The defense attorney representing all three men charged in the killing of Ahmaud Arbery argued this week that the treatment of one of his clients could be described as a “public lynching.”
Defense attorney Kevin Gough, who represents Travis and Greg McMichael as well as their neighbor William Bryan, attempted to ask the judge yet again for a mistrial. Gough argued that the court proceedings have been influenced by outside activists and media coverage.
Judge Timothy Walmsley denied the request, ABC news reported.
"Third parties are influencing this case," Gough said, adding that the trial has been "infected by mob violence by the left woke mob."
He said the media and public figures showing up outside the courtroom have negatively affected the trial.
"This is what a public lynching looks like in the 21st century," Gough said.

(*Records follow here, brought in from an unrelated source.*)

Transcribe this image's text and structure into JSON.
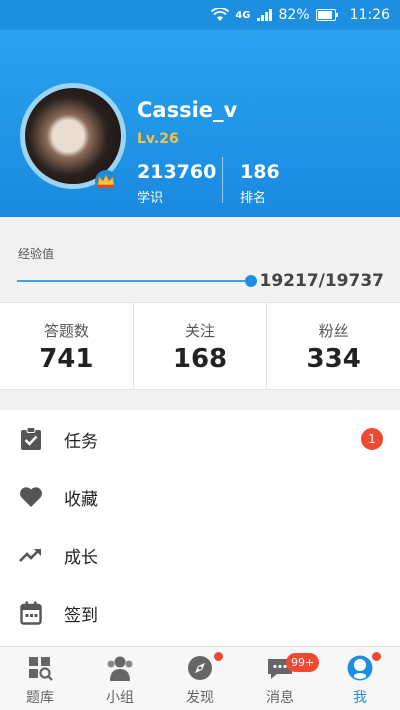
{
  "status_bar": {
    "network": "4G",
    "battery": "82%",
    "time": "11:26"
  },
  "profile": {
    "username": "Cassie_v",
    "level": "Lv.26",
    "knowledge_value": "213760",
    "knowledge_label": "学识",
    "rank_value": "186",
    "rank_label": "排名"
  },
  "experience": {
    "label": "经验值",
    "value_text": "19217/19737",
    "current": 19217,
    "max": 19737
  },
  "counts": [
    {
      "label": "答题数",
      "value": "741"
    },
    {
      "label": "关注",
      "value": "168"
    },
    {
      "label": "粉丝",
      "value": "334"
    }
  ],
  "menu": [
    {
      "label": "任务",
      "icon": "clipboard-check-icon",
      "badge": "1"
    },
    {
      "label": "收藏",
      "icon": "heart-icon"
    },
    {
      "label": "成长",
      "icon": "trending-up-icon"
    },
    {
      "label": "签到",
      "icon": "calendar-icon"
    }
  ],
  "tabs": [
    {
      "label": "题库",
      "icon": "grid-search-icon"
    },
    {
      "label": "小组",
      "icon": "group-icon"
    },
    {
      "label": "发现",
      "icon": "compass-icon"
    },
    {
      "label": "消息",
      "icon": "chat-icon",
      "badge": "99+"
    },
    {
      "label": "我",
      "icon": "person-icon",
      "active": true
    }
  ],
  "colors": {
    "primary": "#1e8fe0",
    "badge": "#ee4a32",
    "level": "#f6c244"
  }
}
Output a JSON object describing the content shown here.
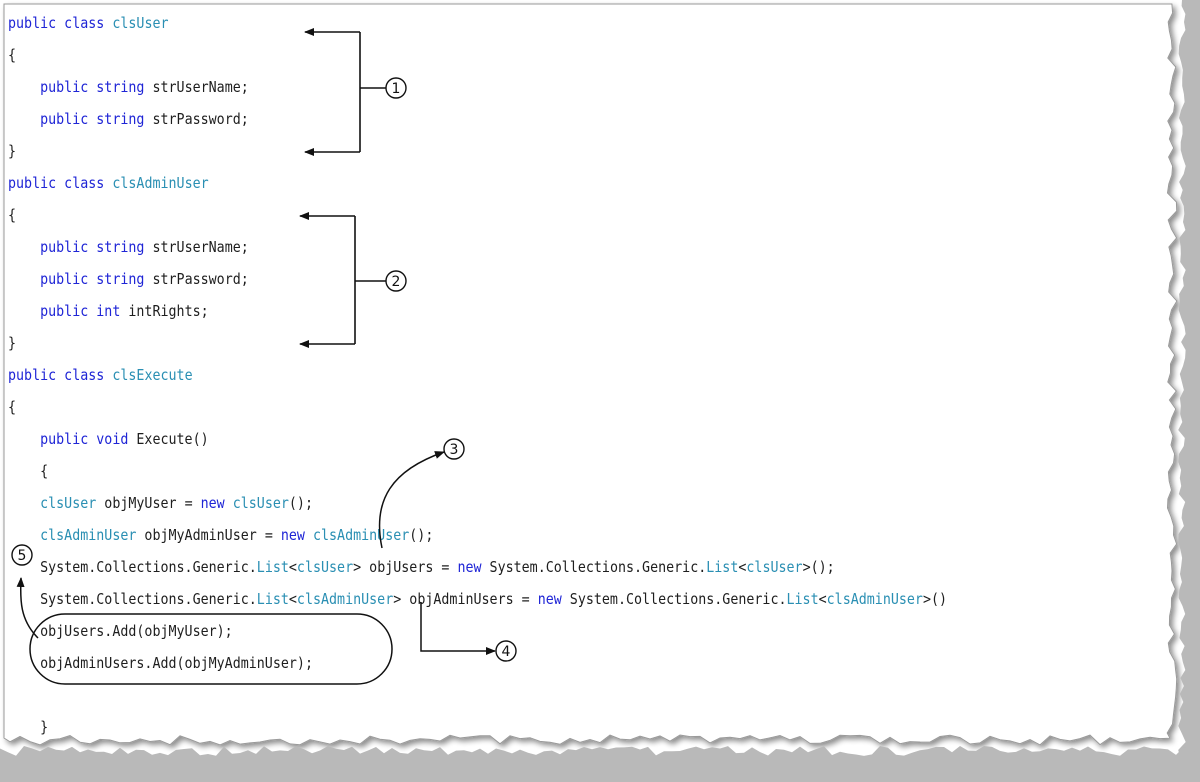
{
  "code_lines": [
    {
      "indent": 0,
      "tokens": [
        {
          "t": "public class ",
          "c": "kw"
        },
        {
          "t": "clsUser",
          "c": "type"
        }
      ]
    },
    {
      "indent": 0,
      "tokens": [
        {
          "t": "{",
          "c": "plain"
        }
      ]
    },
    {
      "indent": 1,
      "tokens": [
        {
          "t": "public string ",
          "c": "kw"
        },
        {
          "t": "strUserName;",
          "c": "plain"
        }
      ]
    },
    {
      "indent": 1,
      "tokens": [
        {
          "t": "public string ",
          "c": "kw"
        },
        {
          "t": "strPassword;",
          "c": "plain"
        }
      ]
    },
    {
      "indent": 0,
      "tokens": [
        {
          "t": "}",
          "c": "plain"
        }
      ]
    },
    {
      "indent": 0,
      "tokens": [
        {
          "t": "public class ",
          "c": "kw"
        },
        {
          "t": "clsAdminUser",
          "c": "type"
        }
      ]
    },
    {
      "indent": 0,
      "tokens": [
        {
          "t": "{",
          "c": "plain"
        }
      ]
    },
    {
      "indent": 1,
      "tokens": [
        {
          "t": "public string ",
          "c": "kw"
        },
        {
          "t": "strUserName;",
          "c": "plain"
        }
      ]
    },
    {
      "indent": 1,
      "tokens": [
        {
          "t": "public string ",
          "c": "kw"
        },
        {
          "t": "strPassword;",
          "c": "plain"
        }
      ]
    },
    {
      "indent": 1,
      "tokens": [
        {
          "t": "public int ",
          "c": "kw"
        },
        {
          "t": "intRights;",
          "c": "plain"
        }
      ]
    },
    {
      "indent": 0,
      "tokens": [
        {
          "t": "}",
          "c": "plain"
        }
      ]
    },
    {
      "indent": 0,
      "tokens": [
        {
          "t": "public class ",
          "c": "kw"
        },
        {
          "t": "clsExecute",
          "c": "type"
        }
      ]
    },
    {
      "indent": 0,
      "tokens": [
        {
          "t": "{",
          "c": "plain"
        }
      ]
    },
    {
      "indent": 1,
      "tokens": [
        {
          "t": "public void ",
          "c": "kw"
        },
        {
          "t": "Execute()",
          "c": "plain"
        }
      ]
    },
    {
      "indent": 1,
      "tokens": [
        {
          "t": "{",
          "c": "plain"
        }
      ]
    },
    {
      "indent": 1,
      "tokens": [
        {
          "t": "clsUser",
          "c": "type"
        },
        {
          "t": " objMyUser = ",
          "c": "plain"
        },
        {
          "t": "new ",
          "c": "kw"
        },
        {
          "t": "clsUser",
          "c": "type"
        },
        {
          "t": "();",
          "c": "plain"
        }
      ]
    },
    {
      "indent": 1,
      "tokens": [
        {
          "t": "clsAdminUser",
          "c": "type"
        },
        {
          "t": " objMyAdminUser = ",
          "c": "plain"
        },
        {
          "t": "new ",
          "c": "kw"
        },
        {
          "t": "clsAdminUser",
          "c": "type"
        },
        {
          "t": "();",
          "c": "plain"
        }
      ]
    },
    {
      "indent": 1,
      "tokens": [
        {
          "t": "System.Collections.Generic.",
          "c": "plain"
        },
        {
          "t": "List",
          "c": "type"
        },
        {
          "t": "<",
          "c": "plain"
        },
        {
          "t": "clsUser",
          "c": "type"
        },
        {
          "t": "> objUsers = ",
          "c": "plain"
        },
        {
          "t": "new ",
          "c": "kw"
        },
        {
          "t": "System.Collections.Generic.",
          "c": "plain"
        },
        {
          "t": "List",
          "c": "type"
        },
        {
          "t": "<",
          "c": "plain"
        },
        {
          "t": "clsUser",
          "c": "type"
        },
        {
          "t": ">();",
          "c": "plain"
        }
      ]
    },
    {
      "indent": 1,
      "tokens": [
        {
          "t": "System.Collections.Generic.",
          "c": "plain"
        },
        {
          "t": "List",
          "c": "type"
        },
        {
          "t": "<",
          "c": "plain"
        },
        {
          "t": "clsAdminUser",
          "c": "type"
        },
        {
          "t": "> objAdminUsers = ",
          "c": "plain"
        },
        {
          "t": "new ",
          "c": "kw"
        },
        {
          "t": "System.Collections.Generic.",
          "c": "plain"
        },
        {
          "t": "List",
          "c": "type"
        },
        {
          "t": "<",
          "c": "plain"
        },
        {
          "t": "clsAdminUser",
          "c": "type"
        },
        {
          "t": ">()",
          "c": "plain"
        }
      ]
    },
    {
      "indent": 1,
      "tokens": [
        {
          "t": "objUsers.Add(objMyUser);",
          "c": "plain"
        }
      ]
    },
    {
      "indent": 1,
      "tokens": [
        {
          "t": "objAdminUsers.Add(objMyAdminUser);",
          "c": "plain"
        }
      ]
    },
    {
      "indent": 0,
      "tokens": []
    },
    {
      "indent": 1,
      "tokens": [
        {
          "t": "}",
          "c": "plain"
        }
      ]
    }
  ],
  "callouts": {
    "c1": "1",
    "c2": "2",
    "c3": "3",
    "c4": "4",
    "c5": "5"
  },
  "colors": {
    "keyword": "#1f25d6",
    "type": "#2a8fb3",
    "plain": "#1e1e1e",
    "frame_gray": "#b5b5b5",
    "annotation": "#111111"
  }
}
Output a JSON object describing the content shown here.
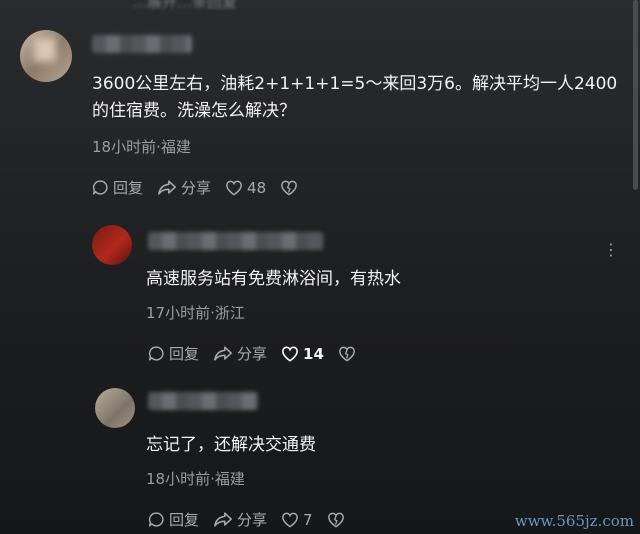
{
  "top_partial_text": "…展开…条回复",
  "comments": [
    {
      "text": "3600公里左右，油耗2+1+1+1=5～来回3万6。解决平均一人2400的住宿费。洗澡怎么解决？",
      "meta": "18小时前·福建",
      "reply_label": "回复",
      "share_label": "分享",
      "like_count": "48"
    },
    {
      "text": "高速服务站有免费淋浴间，有热水",
      "meta": "17小时前·浙江",
      "reply_label": "回复",
      "share_label": "分享",
      "like_count": "14"
    },
    {
      "text": "忘记了，还解决交通费",
      "meta": "18小时前·福建",
      "reply_label": "回复",
      "share_label": "分享",
      "like_count": "7"
    }
  ],
  "more_menu": "⋮",
  "watermark": "www.565jz.com",
  "icons": {
    "reply": "reply-icon",
    "share": "share-icon",
    "like": "heart-icon",
    "dislike": "broken-heart-icon"
  }
}
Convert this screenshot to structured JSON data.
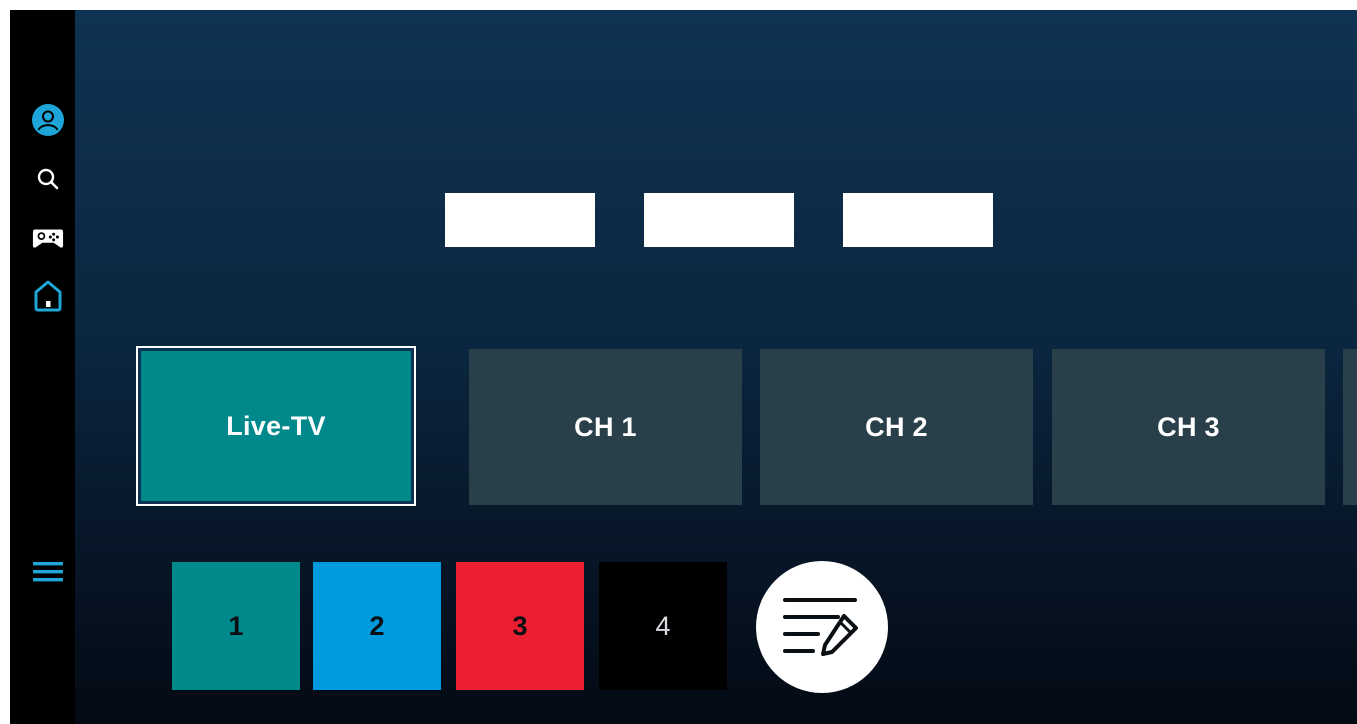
{
  "sidebar": {
    "items": [
      {
        "name": "profile",
        "icon": "profile-icon"
      },
      {
        "name": "search",
        "icon": "search-icon"
      },
      {
        "name": "games",
        "icon": "gamepad-icon"
      },
      {
        "name": "home",
        "icon": "home-icon",
        "selected": true
      },
      {
        "name": "menu",
        "icon": "hamburger-menu-icon"
      }
    ],
    "accent_color": "#1fa6d9"
  },
  "channels": {
    "live_label": "Live-TV",
    "items": [
      {
        "label": "CH 1"
      },
      {
        "label": "CH 2"
      },
      {
        "label": "CH 3"
      }
    ]
  },
  "color_keys": [
    {
      "label": "1",
      "color": "#008a8c"
    },
    {
      "label": "2",
      "color": "#009bde"
    },
    {
      "label": "3",
      "color": "#ec1e31"
    },
    {
      "label": "4",
      "color": "#000000"
    }
  ],
  "edit_button": {
    "icon": "edit-list-icon"
  },
  "colors": {
    "focused_tile": "#00888b",
    "tile": "#29404a",
    "background_top": "#0f3353",
    "background_bottom": "#030a14"
  }
}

Hundreds of Black pastors gathered outside the Glenn County Courthouse this week to make a "Wall of Prayer." Many of the pastors carried signs, some of which read, "Black pastors matter."
Gough had originally motioned for a mistrial, citing the prominence of Black pastors throughout the proceedings.
"How many Black pastors does the Ahmaud Arbery family have?" Gough said to the judge, arguing that their presence put pressure on the jury.
However, Walmsley admonished the lawyer. “What we have now with individuals coming into the courtroom, I will say that is directly in response, Mr. Gough, to statements you made which I find reprehensible,” the judge said.
Arbery was shot and killed in 2020 while he was jogging. Travis McMichael said that he shot Arbery in self-defense.
Travis McMichael, his father, Greg McMichael, and Bryan followed Arbery on his jog because they thought he was breaking into multiple homes.
However, Travis McMichael said on the stand that Arbery never threatened him or showed a weapon.
"There's absolutely no evidence here that the jurors have been influenced in any way by the first and only larger crowd that came yesterday, no evidence that they even knew it was out there," prosecutor Linda Dunikoski said when Gough asked for a mistrial, according to ABC News.
The Hill has reached out to Dunikoski and Gough for comment.